- Congress’ failure to raise the Treasury’s debt ceiling would cause corporate borrowing costs to soar, wipe out $15 trillion in wealth and add 6 million to the number of unemployed, Moody’s Analytics saidas a partisan deadlock over the debt ceiling persists despite the prospect of a US government default next month.
- “A default would be a catastrophic blow to the nascent economic recovery from the COVID-19 pandemic,” said Moody’s Analytics chief economist Mark Zandi. “Global financial markets would be turned upside down, and even if resolved quickly, Americans would pay for this default for generations, as global investors would rightly believe that federal government finances have been politicized.”
- A default would force global investors in Treasuries to demand higher interest rates, worsening U.S. fiscal challenges and slowing economic growth, Moody’s Analytics said. Equity prices would fall by nearly a third, short-term funding markets would close, and interest rates for corporate borrowing, mortgages, and consumer loans would rise.
Overview of the dive:
The Treasury has not been able to borrow money since August 1 and the reinstatement of a limit on US debt required by law. The Treasury paid US bills using available cash. Those funds could run out on Oct. 20, when the Treasury makes a payment to Social Security recipients exceeding $20 billion, Moody’s Analytics said.
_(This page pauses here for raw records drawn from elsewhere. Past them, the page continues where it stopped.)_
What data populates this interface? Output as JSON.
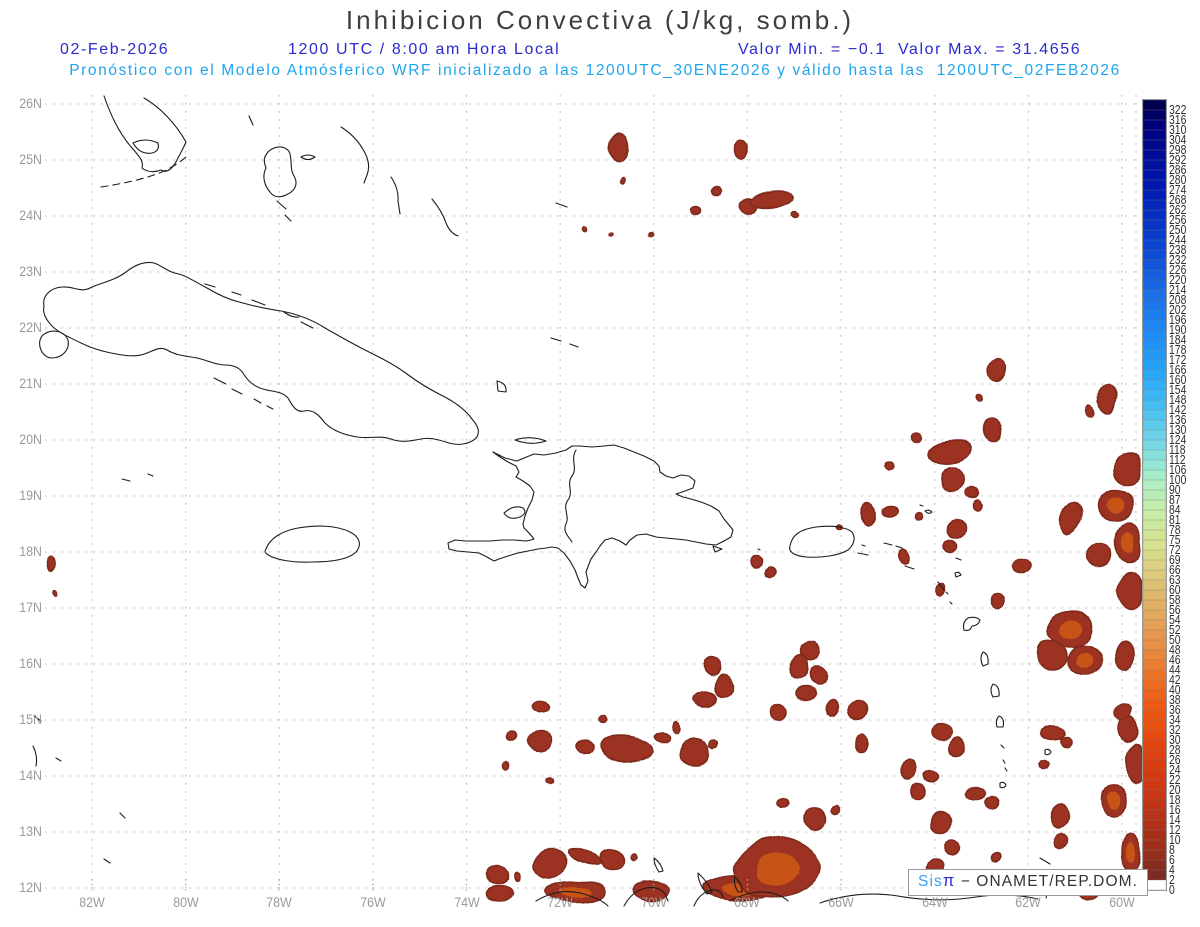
{
  "header": {
    "title": "Inhibicion Convectiva (J/kg, somb.)",
    "date": "02-Feb-2026",
    "time": "1200 UTC / 8:00 am Hora Local",
    "minmax": "Valor Min. = −0.1  Valor Max. = 31.4656",
    "forecast_line": "Pronóstico con el Modelo Atmósferico WRF inicializado a las 1200UTC_30ENE2026 y válido hasta las  1200UTC_02FEB2026"
  },
  "attribution": {
    "sis": "Sis",
    "pi": "π",
    "rest": " − ONAMET/REP.DOM."
  },
  "colors": {
    "title_gray": "#3f3f3f",
    "header_blue": "#2a2ace",
    "header_cyan": "#1fa5ee",
    "axis_gray": "#9a9a9a",
    "grid": "#c2c2c2",
    "coast": "#1c1c1c",
    "blob": "#9b3321",
    "blob_edge": "#7e2a1c",
    "blob_core": "#c85312"
  },
  "map": {
    "lat_labels": [
      "26N",
      "25N",
      "24N",
      "23N",
      "22N",
      "21N",
      "20N",
      "19N",
      "18N",
      "17N",
      "16N",
      "15N",
      "14N",
      "13N",
      "12N"
    ],
    "lon_labels": [
      "82W",
      "80W",
      "78W",
      "76W",
      "74W",
      "72W",
      "70W",
      "68W",
      "66W",
      "64W",
      "62W",
      "60W"
    ]
  },
  "colorbar": {
    "values": [
      322,
      316,
      310,
      304,
      298,
      292,
      286,
      280,
      274,
      268,
      262,
      256,
      250,
      244,
      238,
      232,
      226,
      220,
      214,
      208,
      202,
      196,
      190,
      184,
      178,
      172,
      166,
      160,
      154,
      148,
      142,
      136,
      130,
      124,
      118,
      112,
      106,
      100,
      90,
      87,
      84,
      81,
      78,
      75,
      72,
      69,
      66,
      63,
      60,
      58,
      56,
      54,
      52,
      50,
      48,
      46,
      44,
      42,
      40,
      38,
      36,
      34,
      32,
      30,
      28,
      26,
      24,
      22,
      20,
      18,
      16,
      14,
      12,
      10,
      8,
      6,
      4,
      2,
      0
    ],
    "stops": [
      [
        0,
        "#000050"
      ],
      [
        2,
        "#00007d"
      ],
      [
        8,
        "#0018b0"
      ],
      [
        14,
        "#0a44d0"
      ],
      [
        19,
        "#1a6ee8"
      ],
      [
        23,
        "#1e8cf8"
      ],
      [
        27,
        "#28a8f8"
      ],
      [
        31,
        "#50c4f0"
      ],
      [
        34,
        "#78d8e4"
      ],
      [
        36,
        "#96e8d4"
      ],
      [
        38,
        "#b2eec0"
      ],
      [
        41,
        "#c8eca4"
      ],
      [
        44,
        "#d6e28e"
      ],
      [
        46,
        "#dcd282"
      ],
      [
        48,
        "#dec073"
      ],
      [
        51,
        "#e2a85e"
      ],
      [
        54,
        "#e88f44"
      ],
      [
        57,
        "#ec7428"
      ],
      [
        60,
        "#ee5a14"
      ],
      [
        63,
        "#e64a0e"
      ],
      [
        66,
        "#da3c10"
      ],
      [
        69,
        "#c83614"
      ],
      [
        72,
        "#b03018"
      ],
      [
        75,
        "#962e1e"
      ],
      [
        77,
        "#7c2a22"
      ],
      [
        78,
        "#ffffff"
      ]
    ]
  },
  "chart_data": {
    "type": "filled_contour_map",
    "variable": "Inhibicion Convectiva",
    "units": "J/kg",
    "valor_min": -0.1,
    "valor_max": 31.4656,
    "lat_range_n": [
      12,
      26
    ],
    "lon_range_w": [
      60,
      82
    ],
    "shaded_regions": [
      [
        618,
        147,
        9,
        13,
        10,
        0
      ],
      [
        624,
        180,
        2,
        3,
        0,
        0
      ],
      [
        742,
        148,
        7,
        9,
        0,
        0
      ],
      [
        716,
        191,
        5,
        5,
        0,
        0
      ],
      [
        696,
        213,
        5,
        4,
        0,
        0
      ],
      [
        748,
        207,
        9,
        7,
        0,
        0
      ],
      [
        772,
        201,
        21,
        8,
        -8,
        0
      ],
      [
        795,
        214,
        3,
        3,
        0,
        0
      ],
      [
        586,
        228,
        2,
        2,
        0,
        0
      ],
      [
        612,
        233,
        2,
        2,
        0,
        0
      ],
      [
        650,
        236,
        2,
        2,
        0,
        0
      ],
      [
        50,
        565,
        4,
        7,
        0,
        0
      ],
      [
        54,
        594,
        2,
        3,
        0,
        0
      ],
      [
        997,
        371,
        8,
        12,
        15,
        0
      ],
      [
        980,
        399,
        3,
        3,
        0,
        0
      ],
      [
        1108,
        398,
        8,
        14,
        0,
        0
      ],
      [
        1091,
        411,
        4,
        6,
        0,
        0
      ],
      [
        992,
        431,
        9,
        12,
        0,
        0
      ],
      [
        918,
        437,
        5,
        4,
        0,
        0
      ],
      [
        950,
        452,
        23,
        12,
        -5,
        0
      ],
      [
        889,
        466,
        5,
        4,
        0,
        0
      ],
      [
        1128,
        470,
        13,
        16,
        0,
        0
      ],
      [
        953,
        480,
        12,
        12,
        0,
        0
      ],
      [
        973,
        495,
        7,
        5,
        0,
        0
      ],
      [
        978,
        507,
        4,
        5,
        0,
        0
      ],
      [
        890,
        512,
        8,
        6,
        0,
        0
      ],
      [
        920,
        516,
        4,
        4,
        0,
        0
      ],
      [
        869,
        515,
        6,
        12,
        0,
        0
      ],
      [
        840,
        527,
        3,
        2,
        0,
        0
      ],
      [
        955,
        528,
        9,
        9,
        0,
        0
      ],
      [
        951,
        547,
        6,
        7,
        0,
        0
      ],
      [
        903,
        557,
        5,
        8,
        0,
        0
      ],
      [
        940,
        589,
        5,
        6,
        0,
        0
      ],
      [
        1072,
        519,
        10,
        17,
        15,
        0
      ],
      [
        1115,
        505,
        17,
        14,
        0,
        1
      ],
      [
        1128,
        542,
        13,
        21,
        0,
        1
      ],
      [
        1100,
        556,
        11,
        11,
        0,
        0
      ],
      [
        1020,
        565,
        9,
        7,
        0,
        0
      ],
      [
        1130,
        590,
        11,
        18,
        0,
        0
      ],
      [
        757,
        561,
        6,
        6,
        0,
        0
      ],
      [
        771,
        572,
        5,
        5,
        0,
        0
      ],
      [
        997,
        601,
        6,
        8,
        0,
        0
      ],
      [
        1070,
        628,
        22,
        18,
        0,
        1
      ],
      [
        1085,
        660,
        18,
        16,
        0,
        1
      ],
      [
        1052,
        655,
        14,
        14,
        0,
        0
      ],
      [
        1124,
        655,
        9,
        12,
        0,
        0
      ],
      [
        808,
        652,
        10,
        9,
        0,
        0
      ],
      [
        798,
        668,
        9,
        12,
        0,
        0
      ],
      [
        818,
        676,
        9,
        10,
        0,
        0
      ],
      [
        712,
        668,
        9,
        8,
        0,
        0
      ],
      [
        725,
        686,
        10,
        11,
        0,
        0
      ],
      [
        706,
        700,
        12,
        8,
        0,
        0
      ],
      [
        602,
        719,
        4,
        4,
        0,
        0
      ],
      [
        678,
        727,
        4,
        6,
        0,
        0
      ],
      [
        805,
        695,
        10,
        7,
        0,
        0
      ],
      [
        832,
        708,
        5,
        8,
        0,
        0
      ],
      [
        857,
        709,
        10,
        8,
        0,
        0
      ],
      [
        864,
        741,
        6,
        10,
        0,
        0
      ],
      [
        778,
        712,
        8,
        8,
        0,
        0
      ],
      [
        542,
        706,
        8,
        7,
        0,
        0
      ],
      [
        510,
        737,
        5,
        5,
        45,
        0
      ],
      [
        538,
        742,
        12,
        10,
        0,
        0
      ],
      [
        585,
        746,
        9,
        6,
        0,
        0
      ],
      [
        627,
        749,
        26,
        11,
        8,
        0
      ],
      [
        663,
        739,
        8,
        5,
        0,
        0
      ],
      [
        696,
        752,
        13,
        14,
        0,
        0
      ],
      [
        713,
        743,
        4,
        4,
        0,
        0
      ],
      [
        506,
        765,
        3,
        4,
        0,
        0
      ],
      [
        551,
        781,
        3,
        3,
        0,
        0
      ],
      [
        940,
        733,
        11,
        9,
        0,
        0
      ],
      [
        957,
        747,
        8,
        8,
        0,
        0
      ],
      [
        1053,
        733,
        13,
        8,
        0,
        0
      ],
      [
        1068,
        742,
        6,
        5,
        0,
        0
      ],
      [
        1045,
        765,
        5,
        4,
        0,
        0
      ],
      [
        930,
        777,
        7,
        6,
        0,
        0
      ],
      [
        908,
        772,
        7,
        9,
        0,
        0
      ],
      [
        917,
        792,
        7,
        7,
        0,
        0
      ],
      [
        977,
        792,
        9,
        7,
        0,
        0
      ],
      [
        992,
        803,
        7,
        6,
        0,
        0
      ],
      [
        1128,
        730,
        10,
        14,
        0,
        0
      ],
      [
        1122,
        712,
        8,
        8,
        0,
        0
      ],
      [
        1135,
        765,
        9,
        18,
        0,
        0
      ],
      [
        1115,
        800,
        12,
        16,
        0,
        1
      ],
      [
        1060,
        816,
        9,
        13,
        0,
        0
      ],
      [
        1062,
        842,
        7,
        7,
        0,
        0
      ],
      [
        783,
        803,
        6,
        5,
        0,
        0
      ],
      [
        815,
        820,
        11,
        12,
        0,
        0
      ],
      [
        835,
        810,
        4,
        4,
        0,
        0
      ],
      [
        941,
        822,
        10,
        9,
        0,
        0
      ],
      [
        952,
        846,
        8,
        8,
        0,
        0
      ],
      [
        936,
        866,
        9,
        7,
        0,
        0
      ],
      [
        966,
        882,
        8,
        7,
        0,
        0
      ],
      [
        996,
        857,
        5,
        4,
        0,
        0
      ],
      [
        612,
        860,
        14,
        10,
        0,
        0
      ],
      [
        636,
        856,
        3,
        3,
        0,
        0
      ],
      [
        551,
        863,
        15,
        13,
        0,
        0
      ],
      [
        583,
        858,
        16,
        6,
        20,
        0
      ],
      [
        499,
        875,
        10,
        9,
        0,
        0
      ],
      [
        518,
        876,
        3,
        5,
        0,
        0
      ],
      [
        500,
        893,
        12,
        7,
        0,
        0
      ],
      [
        575,
        891,
        30,
        11,
        0,
        1
      ],
      [
        652,
        891,
        17,
        9,
        0,
        0
      ],
      [
        742,
        888,
        40,
        12,
        0,
        1
      ],
      [
        776,
        868,
        42,
        30,
        0,
        1
      ],
      [
        1132,
        852,
        10,
        18,
        0,
        1
      ],
      [
        1112,
        882,
        14,
        12,
        0,
        1
      ],
      [
        1090,
        892,
        10,
        8,
        0,
        0
      ]
    ]
  }
}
Senate Minority Leader Mitch McConnell (R-Ky.) and other Republicans declined to support raising the debt ceiling, saying it would allow for even more overspending by Democrats. Congress is considering a Biden administration proposal to spend $3.5 trillion on fight climate change and expand federal programs in health, education, child care and other social services.
“My advice to this Democratic government, to the House and to the Senate: Don’t play Russian roulette with our economy,” McConnell said Wednesday at a press conference. “Step up and raise the debt ceiling to cover everything you’ve been engaged in throughout the year.”
Democrats say Republicans have an obligation to vote to raise the debt ceiling, noting that the national debt rose by nearly $8 trillion when Republicans controlled both houses of Congress under the Trump administration.
“Republicans have racked up billions of dollars in debt under Trump and are now demanding that American families bear the brunt of the default,” said Senate Majority Leader Chuck Schumer (DN.Y.) said yesterday. “It’s nothing less than a dinner of historic proportions.”
Throughout the standoff over the debt ceiling, leaders from both sides agreed that a US default — the first in history — would be catastrophic.
“A delay that jeopardizes the federal government’s ability to meet all of its obligations would likely cause irreparable damage to the U.S. economy and global financial markets,” Treasury Secretary Janet Yellen said. a letter dated September 8 to the leadership of the Congress of both parties.
“At a time when American families, communities and businesses are still suffering the effects of the ongoing global pandemic, it would be especially irresponsible to jeopardize the full trust and credit of the United States,” Yellen said.
Budget battles between the Obama administration and the Republican-controlled Congress in 2011 and 2013 caused uncertainty that dampened business investment and hiring and slowed economic growth, Moody’s Analytics said.
Without the partisan wrangling, by mid-2015 gross domestic product would have been 1% higher and the unemployment rate would have been 0.7% lower, with 1.2 million more workers employed, Moody’s said.
Political uncertainty “will certainly increase in the coming days, making businesses more reluctant to invest and hire, entrepreneurs less likely to start businesses, and financial institutions cautious about extending credit,” Moody’s Analytics said. .